The decision was authored by Justice Michael B. Hyman, with justices Terrence J. Lavin and Aurelia Pucinski concurring.
In November 2017, attorneys with the firm of Stephan Zouras LLP, of Chicago, filed suit in Cook County Circuit Court on behalf of nearly all employees of the Chicago Four Seasons Hotel, through named plaintiffs Tony Liu and Cathy Li.
In the lawsuit, Liu and Li asserted the hotel had violated their rights and those of other workers at the hotel by not providing them the proper notifications and securing written authorization before requiring workers to scan their fingerprints on the hotel’s new so-called biometric punch clocks at the beginning and end of each work day.
The class action was one of hundreds of such lawsuits filed in recent years in Cook County and other Illinois courts under the Illinois BIPA law. Most of the lawsuits target employers of all sizes who require their workers to scan either a fingerprint or handprint on biometric punch clocks.
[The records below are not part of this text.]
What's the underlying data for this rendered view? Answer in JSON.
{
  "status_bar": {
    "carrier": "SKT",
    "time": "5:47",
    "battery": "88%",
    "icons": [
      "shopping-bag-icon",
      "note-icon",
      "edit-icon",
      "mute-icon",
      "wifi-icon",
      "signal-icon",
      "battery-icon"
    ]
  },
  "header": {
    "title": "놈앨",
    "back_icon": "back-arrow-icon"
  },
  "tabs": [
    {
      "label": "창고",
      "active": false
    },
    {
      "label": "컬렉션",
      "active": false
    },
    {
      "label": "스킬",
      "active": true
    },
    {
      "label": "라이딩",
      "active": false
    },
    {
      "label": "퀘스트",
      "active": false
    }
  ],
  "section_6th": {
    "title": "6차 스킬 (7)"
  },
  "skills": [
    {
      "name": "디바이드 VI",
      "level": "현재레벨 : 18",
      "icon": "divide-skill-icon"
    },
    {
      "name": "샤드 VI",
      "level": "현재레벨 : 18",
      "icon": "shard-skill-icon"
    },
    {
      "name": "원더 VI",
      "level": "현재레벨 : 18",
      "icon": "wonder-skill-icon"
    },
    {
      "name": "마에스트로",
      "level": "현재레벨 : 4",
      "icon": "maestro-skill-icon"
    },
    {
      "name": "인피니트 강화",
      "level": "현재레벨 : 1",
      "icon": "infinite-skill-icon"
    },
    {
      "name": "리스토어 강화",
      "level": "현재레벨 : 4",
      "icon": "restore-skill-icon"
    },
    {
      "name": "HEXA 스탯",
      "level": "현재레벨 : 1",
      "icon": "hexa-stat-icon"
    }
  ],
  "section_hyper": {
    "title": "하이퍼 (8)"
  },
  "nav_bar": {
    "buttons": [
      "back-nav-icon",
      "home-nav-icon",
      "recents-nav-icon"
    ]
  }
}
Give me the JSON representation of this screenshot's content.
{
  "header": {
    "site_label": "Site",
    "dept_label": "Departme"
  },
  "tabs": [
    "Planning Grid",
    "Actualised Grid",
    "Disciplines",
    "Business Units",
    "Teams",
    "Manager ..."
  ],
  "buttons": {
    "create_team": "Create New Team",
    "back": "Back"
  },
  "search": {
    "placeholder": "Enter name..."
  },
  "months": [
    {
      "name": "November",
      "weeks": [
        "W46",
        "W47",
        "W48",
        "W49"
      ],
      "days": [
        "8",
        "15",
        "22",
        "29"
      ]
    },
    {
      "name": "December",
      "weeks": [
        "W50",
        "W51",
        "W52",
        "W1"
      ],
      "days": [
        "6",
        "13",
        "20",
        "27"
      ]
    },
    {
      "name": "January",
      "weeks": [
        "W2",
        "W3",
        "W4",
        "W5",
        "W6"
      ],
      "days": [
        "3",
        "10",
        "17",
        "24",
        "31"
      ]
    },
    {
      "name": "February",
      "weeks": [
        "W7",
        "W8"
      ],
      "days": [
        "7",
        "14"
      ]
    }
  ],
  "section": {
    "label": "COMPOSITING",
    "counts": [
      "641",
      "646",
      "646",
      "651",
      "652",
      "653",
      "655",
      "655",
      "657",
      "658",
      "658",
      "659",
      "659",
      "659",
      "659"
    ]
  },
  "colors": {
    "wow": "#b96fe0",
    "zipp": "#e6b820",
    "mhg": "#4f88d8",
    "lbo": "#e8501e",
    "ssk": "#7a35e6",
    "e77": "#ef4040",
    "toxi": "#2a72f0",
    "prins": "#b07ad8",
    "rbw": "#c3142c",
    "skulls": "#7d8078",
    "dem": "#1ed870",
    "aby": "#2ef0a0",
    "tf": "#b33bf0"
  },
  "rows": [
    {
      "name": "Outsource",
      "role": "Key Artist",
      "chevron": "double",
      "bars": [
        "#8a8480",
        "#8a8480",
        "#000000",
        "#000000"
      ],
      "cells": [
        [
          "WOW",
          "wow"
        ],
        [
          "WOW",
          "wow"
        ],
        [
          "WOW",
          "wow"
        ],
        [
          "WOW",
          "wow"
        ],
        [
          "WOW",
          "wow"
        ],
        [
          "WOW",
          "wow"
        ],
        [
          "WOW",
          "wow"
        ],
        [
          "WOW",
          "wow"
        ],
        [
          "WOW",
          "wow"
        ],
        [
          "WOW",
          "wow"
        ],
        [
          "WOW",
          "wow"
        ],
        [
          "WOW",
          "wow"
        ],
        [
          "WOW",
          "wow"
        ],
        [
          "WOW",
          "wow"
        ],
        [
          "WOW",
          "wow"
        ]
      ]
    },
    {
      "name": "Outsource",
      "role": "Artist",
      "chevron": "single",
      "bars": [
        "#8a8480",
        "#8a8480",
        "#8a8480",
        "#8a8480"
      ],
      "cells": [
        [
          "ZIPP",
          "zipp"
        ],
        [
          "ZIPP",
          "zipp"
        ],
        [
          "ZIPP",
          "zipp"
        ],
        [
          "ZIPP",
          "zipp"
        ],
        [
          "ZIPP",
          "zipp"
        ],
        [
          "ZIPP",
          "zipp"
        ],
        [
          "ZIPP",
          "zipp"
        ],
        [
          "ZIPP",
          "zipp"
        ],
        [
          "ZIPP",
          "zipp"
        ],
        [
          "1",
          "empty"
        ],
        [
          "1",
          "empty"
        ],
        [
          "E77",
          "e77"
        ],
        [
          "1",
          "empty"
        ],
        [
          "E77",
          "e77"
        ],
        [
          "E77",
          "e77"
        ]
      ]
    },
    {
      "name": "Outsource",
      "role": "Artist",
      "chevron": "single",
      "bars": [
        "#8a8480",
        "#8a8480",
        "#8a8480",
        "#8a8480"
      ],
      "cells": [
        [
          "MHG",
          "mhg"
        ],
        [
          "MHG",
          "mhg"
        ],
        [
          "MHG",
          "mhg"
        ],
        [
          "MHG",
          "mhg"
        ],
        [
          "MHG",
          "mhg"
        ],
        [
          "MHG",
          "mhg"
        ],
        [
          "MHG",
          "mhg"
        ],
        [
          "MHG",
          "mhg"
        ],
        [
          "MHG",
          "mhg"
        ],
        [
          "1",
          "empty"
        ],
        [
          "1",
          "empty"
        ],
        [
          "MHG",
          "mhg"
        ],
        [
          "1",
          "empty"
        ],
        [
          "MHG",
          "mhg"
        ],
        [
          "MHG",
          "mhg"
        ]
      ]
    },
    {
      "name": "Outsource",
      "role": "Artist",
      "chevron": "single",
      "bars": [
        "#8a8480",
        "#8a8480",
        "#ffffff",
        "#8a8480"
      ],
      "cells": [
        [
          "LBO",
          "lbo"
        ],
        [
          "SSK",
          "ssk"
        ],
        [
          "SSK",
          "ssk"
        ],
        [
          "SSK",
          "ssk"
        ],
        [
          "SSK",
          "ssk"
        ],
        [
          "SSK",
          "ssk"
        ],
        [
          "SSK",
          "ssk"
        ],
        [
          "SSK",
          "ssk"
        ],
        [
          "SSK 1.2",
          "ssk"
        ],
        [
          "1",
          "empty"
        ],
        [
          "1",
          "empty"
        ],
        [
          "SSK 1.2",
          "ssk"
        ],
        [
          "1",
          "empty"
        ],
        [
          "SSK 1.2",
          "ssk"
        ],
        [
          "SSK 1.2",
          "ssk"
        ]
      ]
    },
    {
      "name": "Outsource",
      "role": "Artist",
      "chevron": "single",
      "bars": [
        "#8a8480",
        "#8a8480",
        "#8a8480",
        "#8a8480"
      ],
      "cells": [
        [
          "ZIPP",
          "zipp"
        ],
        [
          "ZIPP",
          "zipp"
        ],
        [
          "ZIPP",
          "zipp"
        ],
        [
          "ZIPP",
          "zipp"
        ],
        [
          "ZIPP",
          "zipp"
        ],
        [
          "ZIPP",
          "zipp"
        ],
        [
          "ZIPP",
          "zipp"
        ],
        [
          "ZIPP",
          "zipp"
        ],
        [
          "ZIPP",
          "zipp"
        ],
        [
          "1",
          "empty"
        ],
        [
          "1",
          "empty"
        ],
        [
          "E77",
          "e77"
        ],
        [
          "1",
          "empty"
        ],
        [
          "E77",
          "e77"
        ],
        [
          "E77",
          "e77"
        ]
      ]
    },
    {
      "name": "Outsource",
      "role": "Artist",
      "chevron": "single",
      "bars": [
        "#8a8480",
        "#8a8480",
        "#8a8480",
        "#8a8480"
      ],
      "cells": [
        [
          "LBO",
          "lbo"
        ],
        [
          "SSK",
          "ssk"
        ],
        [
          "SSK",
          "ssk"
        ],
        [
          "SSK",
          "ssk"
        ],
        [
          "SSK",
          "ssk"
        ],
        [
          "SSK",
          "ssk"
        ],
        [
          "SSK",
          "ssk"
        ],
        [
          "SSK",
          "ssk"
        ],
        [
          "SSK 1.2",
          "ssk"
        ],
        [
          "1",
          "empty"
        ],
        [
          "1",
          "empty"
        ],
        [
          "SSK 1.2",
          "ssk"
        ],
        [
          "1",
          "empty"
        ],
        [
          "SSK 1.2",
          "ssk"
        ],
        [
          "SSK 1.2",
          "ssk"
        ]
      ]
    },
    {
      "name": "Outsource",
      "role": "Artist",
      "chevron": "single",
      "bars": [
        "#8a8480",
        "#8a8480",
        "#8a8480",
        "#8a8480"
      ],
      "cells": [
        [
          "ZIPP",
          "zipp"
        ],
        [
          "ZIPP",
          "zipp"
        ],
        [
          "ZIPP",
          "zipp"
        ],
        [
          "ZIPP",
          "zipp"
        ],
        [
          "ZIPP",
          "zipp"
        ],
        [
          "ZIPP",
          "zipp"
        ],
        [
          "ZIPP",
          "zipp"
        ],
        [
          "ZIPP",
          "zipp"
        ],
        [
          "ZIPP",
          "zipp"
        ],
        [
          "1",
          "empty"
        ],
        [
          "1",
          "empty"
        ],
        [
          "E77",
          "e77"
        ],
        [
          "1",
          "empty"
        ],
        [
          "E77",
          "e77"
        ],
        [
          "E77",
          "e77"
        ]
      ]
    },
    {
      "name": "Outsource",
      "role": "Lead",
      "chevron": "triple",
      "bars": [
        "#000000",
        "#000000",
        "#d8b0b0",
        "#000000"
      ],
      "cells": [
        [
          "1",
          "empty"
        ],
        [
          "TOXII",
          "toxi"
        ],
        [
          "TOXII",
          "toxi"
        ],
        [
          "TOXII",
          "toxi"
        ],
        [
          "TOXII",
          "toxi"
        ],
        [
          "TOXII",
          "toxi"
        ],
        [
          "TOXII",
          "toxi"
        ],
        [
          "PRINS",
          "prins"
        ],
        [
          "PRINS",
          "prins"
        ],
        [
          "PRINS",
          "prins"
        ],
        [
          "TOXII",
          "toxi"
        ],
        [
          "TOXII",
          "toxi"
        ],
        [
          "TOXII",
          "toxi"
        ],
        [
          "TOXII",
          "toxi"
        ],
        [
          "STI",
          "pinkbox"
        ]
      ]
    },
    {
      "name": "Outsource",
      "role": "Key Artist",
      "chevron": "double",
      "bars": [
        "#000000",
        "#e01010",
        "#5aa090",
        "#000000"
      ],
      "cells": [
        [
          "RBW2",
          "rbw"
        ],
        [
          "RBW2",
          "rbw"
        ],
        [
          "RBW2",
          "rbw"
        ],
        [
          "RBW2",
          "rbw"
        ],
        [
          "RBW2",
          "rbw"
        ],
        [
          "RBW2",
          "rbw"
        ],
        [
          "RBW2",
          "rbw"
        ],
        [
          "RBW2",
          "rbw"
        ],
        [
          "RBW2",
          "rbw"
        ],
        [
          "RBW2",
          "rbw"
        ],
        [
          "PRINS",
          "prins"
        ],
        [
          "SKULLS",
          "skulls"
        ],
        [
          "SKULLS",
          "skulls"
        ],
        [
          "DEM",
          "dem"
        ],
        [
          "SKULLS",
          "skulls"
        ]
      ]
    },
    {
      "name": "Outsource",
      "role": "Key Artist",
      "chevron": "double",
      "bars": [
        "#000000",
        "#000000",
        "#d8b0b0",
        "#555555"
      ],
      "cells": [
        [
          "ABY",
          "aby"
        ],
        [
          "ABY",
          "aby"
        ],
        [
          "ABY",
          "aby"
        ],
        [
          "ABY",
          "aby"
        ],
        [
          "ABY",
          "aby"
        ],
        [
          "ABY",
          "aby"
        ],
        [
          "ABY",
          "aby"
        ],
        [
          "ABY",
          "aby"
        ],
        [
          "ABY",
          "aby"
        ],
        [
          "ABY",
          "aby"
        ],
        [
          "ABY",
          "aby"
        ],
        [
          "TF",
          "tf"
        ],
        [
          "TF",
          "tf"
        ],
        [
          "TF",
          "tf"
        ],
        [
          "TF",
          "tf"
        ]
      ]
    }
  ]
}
Those time clocks help businesses more accurately track employee work hours and reduce fraud, by making it all but impossible for coworkers to punch each other in or out of a work shift.
But the lawsuits generally assert employers failed to abide by the notification and authorization sections of the stringent BIPA law when rolling out the new timeclock systems since Illinois’ majority Democratic lawmakers approved the law in 2008.
The lawsuits could threaten to leave businesses on the hook for crippling amounts of damages. The law specifies damages of $1,000-$5,000 per violation, which could be understood to mean $1,000-$5,000 each time an employee scans a fingerprint on a punch clock.
Thus, businesses with only a handful of employees could face demands for damages reaching well into the millions of dollars.
Facing such threats, businesses have asked Illinois’ appeals courts for relief. But so far, any relief has been in short supply.
Earlier this year, for instance, the Illinois Supreme Court ruled plaintiffs claiming their rights were violated under BIPA do not need to first show those violations actually caused any injuries, such as identity theft, before they can sue.
And in the most recent ruling, the First District Appellate panel said employers also can’t rely on arbitration provisions in employment agreements to escape.
The Four Seasons matter landed before the appeals panel in December 2018, when the hotel petitioned the court on a so-called interlocutory appeal, essentially asking the appeals court to decide a question of law.
In this case, Four Seasons asked if an agreement signed by most, but not all, Four Seasons employees, known as EmPact, could force the BIPA claims into arbitration.
According to the appellate ruling, the agreement, which was not mandatory for employees to sign, included guidelines for dispute resolution on employment related legal claims, including discrimination, harassment, termination of employment and “a wage or hour violation.” The dispute resolution process under EmPact would end in “mandatory, binding arbitration,” as employees agreed under EmPact to “waive their rights to have their case ‘submitted to a court of law and decided by a judge or jury.’”
The hotel argued the arbitration provisions should also apply to Liu and Li’s BIPA claims, because they entirely involved the company’s biometric timekeeping policies, and thus, should be considered a “wage or hour” violation.
The justices, however, disagreed, saying BIPA claims are distinct from other wage and hour disputes, which more typically involve such subjects as failure to pay overtime wages or requiring employees to work “excessive hours.”
“… The plaintiffs’ complaint does not allege that Four Seasons failed to properly pay wages or required employees to work excessive hours,” Justice Hyman wrote. “Instead, it alleges Four Seasons violated their privacy rights by requiring them to submit to fingerprint scanning as a timekeeping method, squarely a matter under (BIPA.)”
The case remains pending in Cook County Circuit Court before Circuit Judge Franklin Ulyses Valderrama.
Four Seasons is represented in the action by attorneys with the firm of Miller Canfield, of Chicago.